Supporting employee mental health and wellbeing with flex
The pandemic has brought mental health and wellbeing to the fore with many employers thinking more directly about employee wellbeing and how this affects performance.
But mental health and wellbeing aren’t new issues for Scotland’s workforce.
Our figures show that pre-pandemic, one in five (19%) Scottish workers said they worked flexibly to help their mental health. While one in 20 (5%) said this was their main reason for doing so.
Similarly, more than a quarter (28%) worked flexibly before Covid to improve their wellbeing, while 7% said their wellbeing was their main reason for wanting flexibility at work.
Impact of the pandemic
After nearly 18 months of the threat of coronavirus, lockdowns, furlough, school closures, as well as the chance to work differently, such as home working, or shifting hours around home commitments, we’re expecting these figures to rise.
Flexible working can really support and enable people with mental health issues to enter the workforce and stay in work. But it’s also good for our general wellbeing and keeps us healthier.
Many employees have already sought flexibility at work to help manage a mental health condition, or to improve their wellbeing. And now in our conversations with employers, we’re hearing how many more are focusing on employee wellbeing as a direct result of the pandemic. We hope more people will feel confident to ask for flexibility. And that more employers will see how they benefit too.
Most people only want relatively small changes, such as a bit more home working, or to start and finish at slightly different times, so this doesn’t need to be scary prospect for employers. In return, they’ll get healthier employees who take less time off ill, and work more productively too.
A lack of flexibility at work left events manager Marianne Craig stressed and mentally exhausted after juggling her full-time job and looking after her child.
Marianne, 44, who lives near Edinburgh, with her husband and their young daughter, said: “I remember sobbing in my car as I queued in a traffic jam, worrying whether I’d get to my daughter’s nursery before it closed. She’d often be the last child there. It was heart-breaking. I knew plenty of other parents in the same situation too.
“I initially asked to reduce my hours but was told I had ‘applied for a full-time job’ so I opted instead for compressed hours. Later I requested one day working from home to make nursery pick-up a bit easier. Hours were already long in my role I was used to that. But taking time back was formal and not welcomed, so I often didn’t request what I was due. Latterly my one day at home was at risk because my new line manager preferred to ‘pop in to chat with his team’. I think that’s what tipped me over the edge.

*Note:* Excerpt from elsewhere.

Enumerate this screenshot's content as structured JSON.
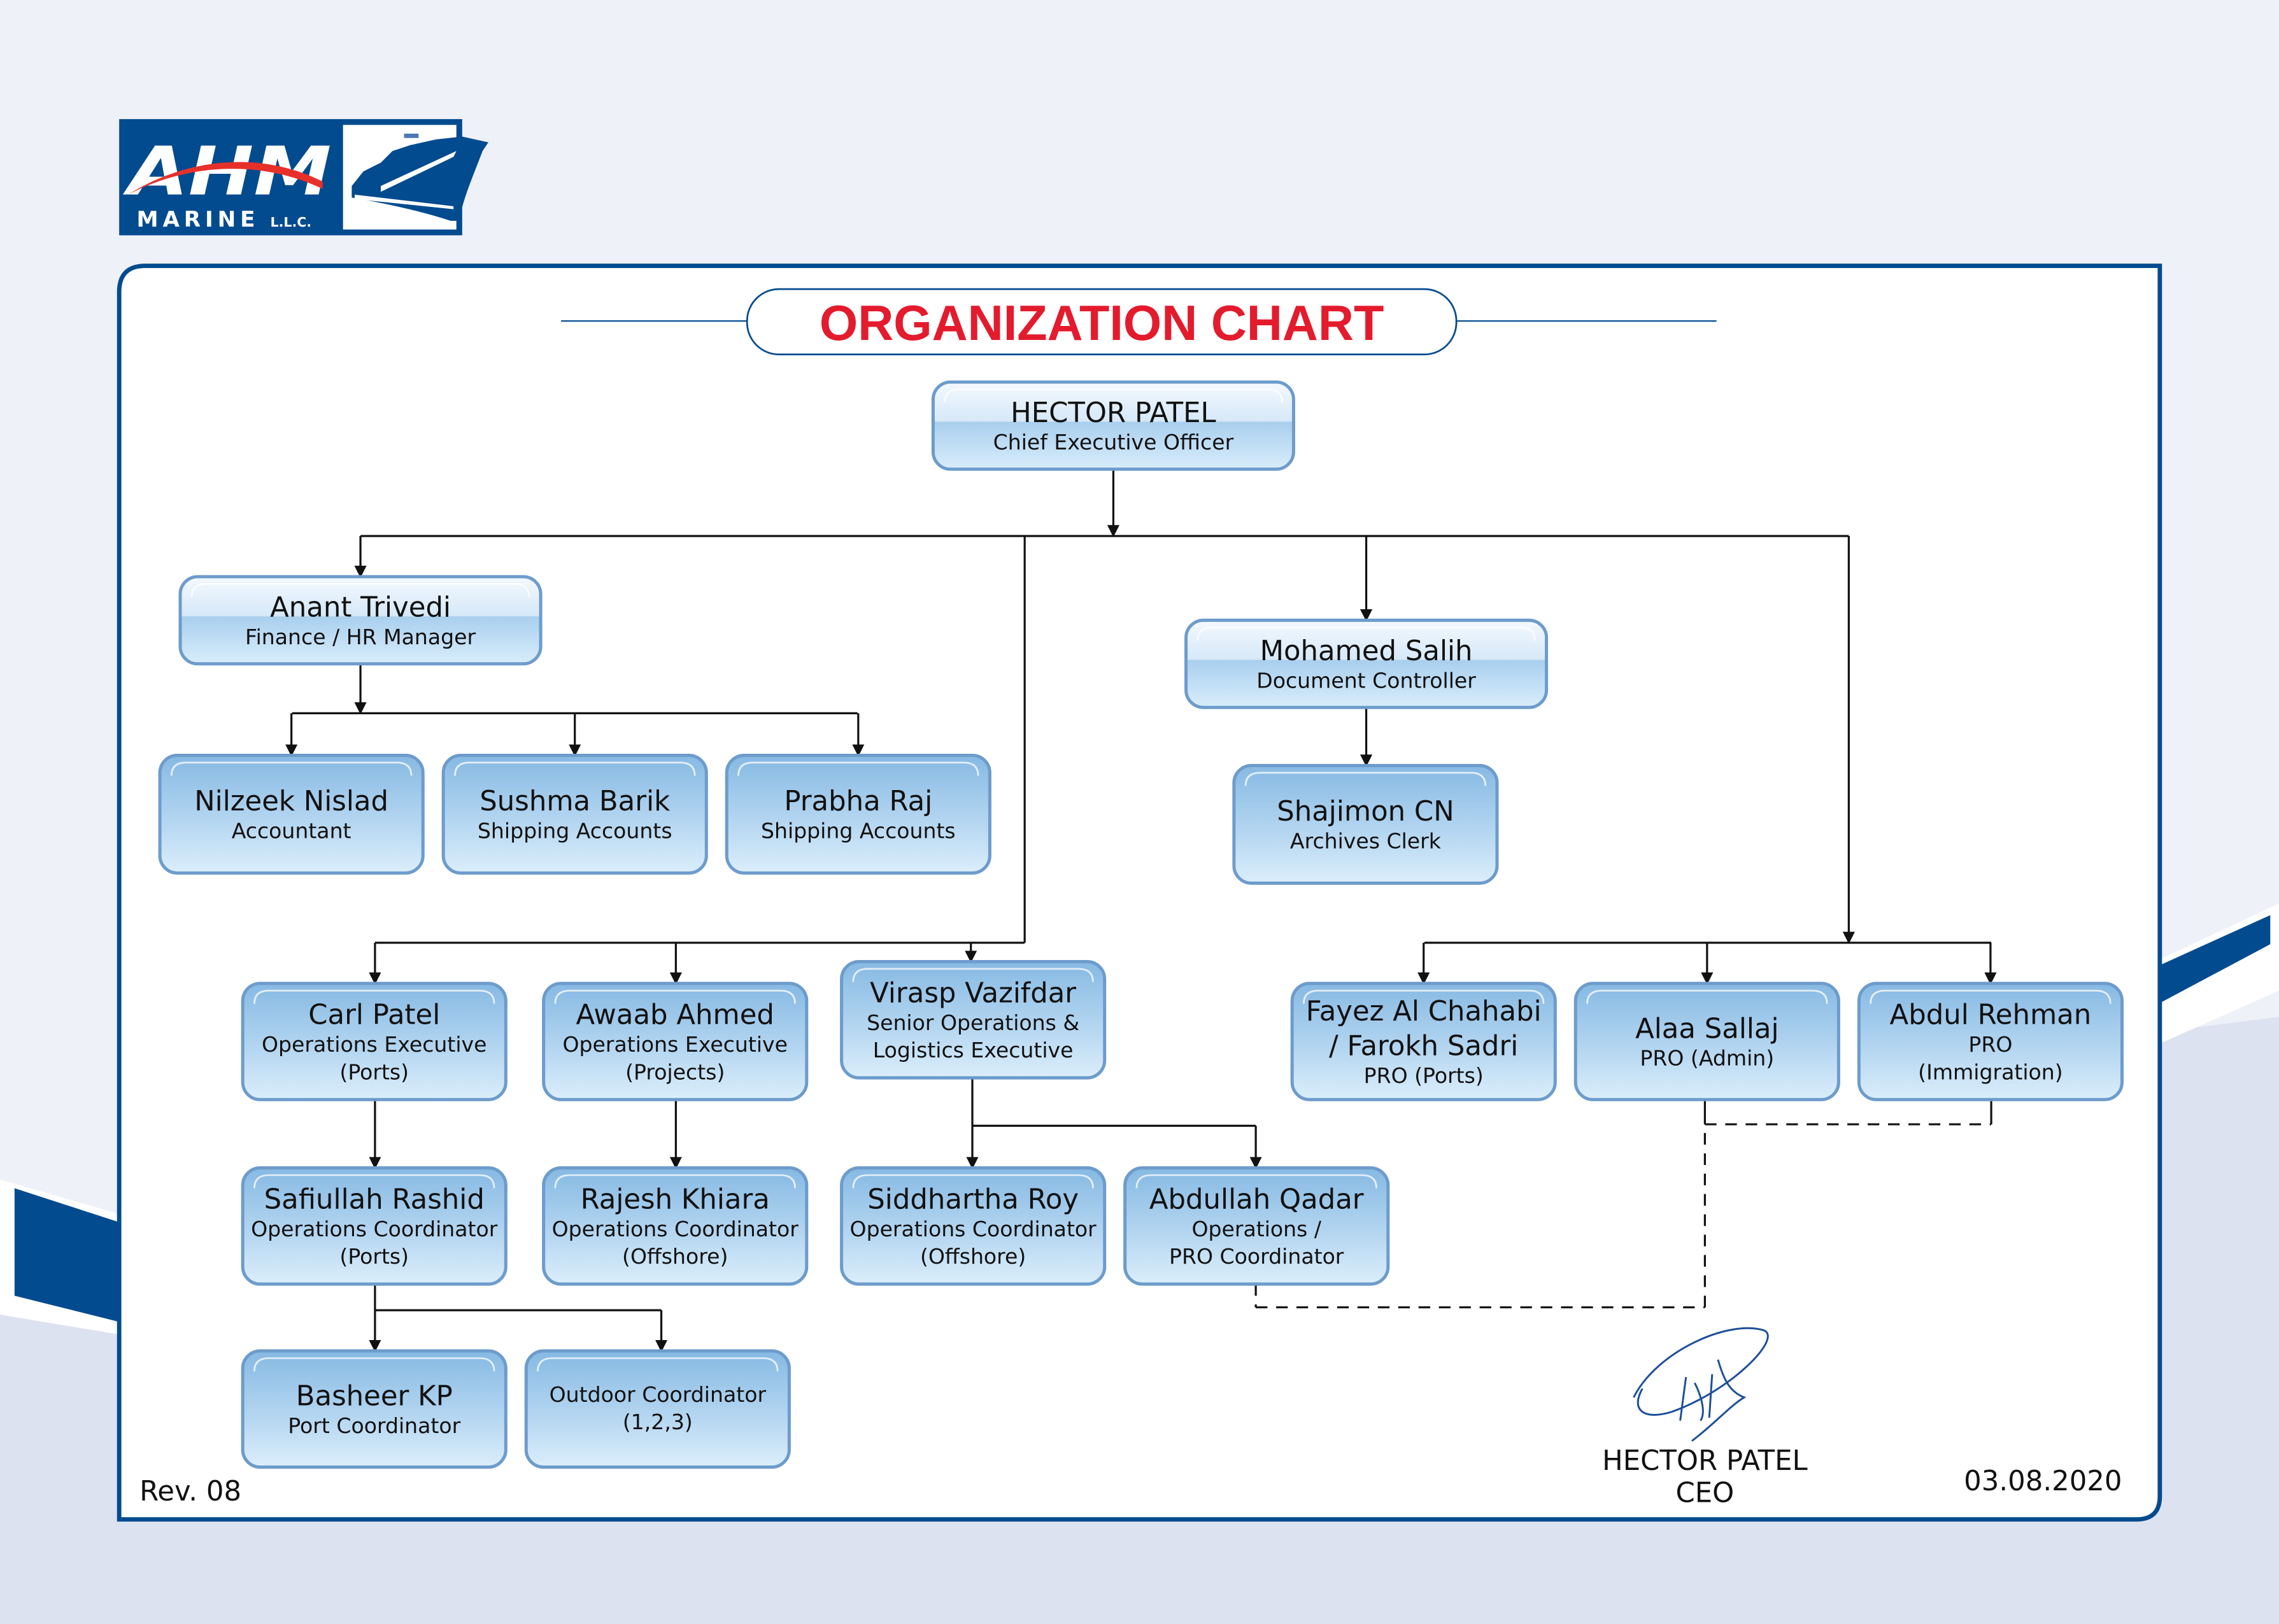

With the long hours and hassle and guilt about making a case for time back in lieu, that one day had felt like a lifeline.
“I ended up taking some time off because of stress and decided to see a counsellor. They helped me talk through how I felt and helped me build up a little bit of resilience to apply for something else. I hadn’t been looking for other jobs because I had lost a sense of my own value. I was in a really bad place.
“I took a temporary role with less responsibility and lower pay at ILF Scotland, because the job advert mentioned something about being family friendly.
“It took me a while to settle in because I found it hard to accept the level of trust that existed even for new staff. It was such a different approach. I had to prove myself, but only in terms of how well I did my job. When I asked for a day working from home, which had been a big deal in my old job, I was told ‘is that all? Of course, that’s ok’.
“ILF understands that work is part of your life, not your whole life. When I realised the culture was genuine, I wanted to stay. I’ve been promoted and now earn more than I did in my last job. But more importantly, I now understand my value and the knock-on effect on my mental health has been life-changing. I’m now in a great place and all it took was trust and kindness.
Marianne is now the privacy and improvement manager for ILF Scotland. The Scottish Government funded organisation provides funding for people with disabilities to help them live independently.
Can we help you?
If you want help increasing flexible working in your workplace, contact us for support on 0141 378 8330 or email@example.com